Author: Mother Cat Date Posted:10 June 2017
“One small crack does not mean that you are broken, it means that you were put to the test and you didn’t fall apart.” —Linda Poindexter
So, with my 3 week old in the car I drove to my first mother’s group. Covering the window fully to stop sunlight coming in, I was feeling like a good responsible mum. When I arrived back home I noticed my daughters face was sunburnt- The sun had come through the back window in 10 minutes of driving and burnt her poor little face.
So the guilt started.
Why didn’t I notice, how could I be such a bad parent and burn my poor baby.
The self -torture continued and, even now, not completely vanished.
How do I move forward?
Fortunately the sleep deprivation in the weeks following seemed to blur the memory somewhat…

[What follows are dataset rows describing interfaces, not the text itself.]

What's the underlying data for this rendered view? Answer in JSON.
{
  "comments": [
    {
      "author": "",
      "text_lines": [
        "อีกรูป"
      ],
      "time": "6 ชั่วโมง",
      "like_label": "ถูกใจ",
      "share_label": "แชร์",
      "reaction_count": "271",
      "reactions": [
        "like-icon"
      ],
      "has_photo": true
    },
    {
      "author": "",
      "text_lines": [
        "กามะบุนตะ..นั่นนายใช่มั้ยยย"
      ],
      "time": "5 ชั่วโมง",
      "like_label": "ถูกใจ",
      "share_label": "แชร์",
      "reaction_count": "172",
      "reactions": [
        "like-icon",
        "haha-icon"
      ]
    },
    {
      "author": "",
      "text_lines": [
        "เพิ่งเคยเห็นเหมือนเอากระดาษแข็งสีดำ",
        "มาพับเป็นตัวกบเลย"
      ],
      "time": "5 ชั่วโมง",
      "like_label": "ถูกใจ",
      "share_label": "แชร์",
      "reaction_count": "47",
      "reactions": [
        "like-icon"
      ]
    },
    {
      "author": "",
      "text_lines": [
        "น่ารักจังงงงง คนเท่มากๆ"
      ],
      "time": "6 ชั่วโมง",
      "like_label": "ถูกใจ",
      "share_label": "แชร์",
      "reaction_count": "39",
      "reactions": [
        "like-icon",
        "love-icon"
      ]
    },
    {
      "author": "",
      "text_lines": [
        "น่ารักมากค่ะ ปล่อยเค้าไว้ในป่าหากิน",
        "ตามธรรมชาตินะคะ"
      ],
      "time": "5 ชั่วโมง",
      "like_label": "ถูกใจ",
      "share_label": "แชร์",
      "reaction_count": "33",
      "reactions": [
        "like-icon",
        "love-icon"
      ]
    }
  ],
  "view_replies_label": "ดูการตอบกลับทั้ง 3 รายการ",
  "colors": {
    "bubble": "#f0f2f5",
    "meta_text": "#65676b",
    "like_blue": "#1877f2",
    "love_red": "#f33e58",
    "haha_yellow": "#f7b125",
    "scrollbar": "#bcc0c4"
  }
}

All the non-deliberate things we do, that sometimes harm our children and the corresponding guilt that can come. I’ve been thinking, what good does this guilt bring? Does it bring us closer to our babies- no, does it help us move forward- no, so why do we get so stuck?
Apparently the paths that guilt run in our brains are linked to our reward centre- so short term the guilt brings some sort of neurological calming, so it makes sense that we get stuck- the brain initially likes it! But to the detriment of our whole being and mind health. So how do we stop that process? Interestingly, the thing that is more powerful than guilt, being able to override this process is gratitude.
Yes, I agree, it is super cliché but helpful to know that on a brain level- gratitude is a thing that can help override guilt.
So other than trying our best to be grateful at times, which can be an absolute mission, what else can help us squash this guilt- because guilt doesn’t actually help us “be better”, it actually does the opposite. Interestingly it is self- compassion that helps spur us on, not guilt.
There’s a great TED talk on self-compassion by Kristen Neff, an Associate Professor in Human development and culture (if you want to have a look here the link)
I’ve commonly heard it said that mother guilt never goes away. This is saddening, as guilt makes us feel even worse about ourselves and doesn’t even serve a function in making us “better” mums. I like the analogy that Katie Kirby uses in her “Hurrah for gin” (clik here for blog ) - aiming to squash the guilt fairy with straight forward logic.
Remembering to squash her into tiny pieces! And if logic isn’t working, give her the poison of gratefulness or self-compassion a try.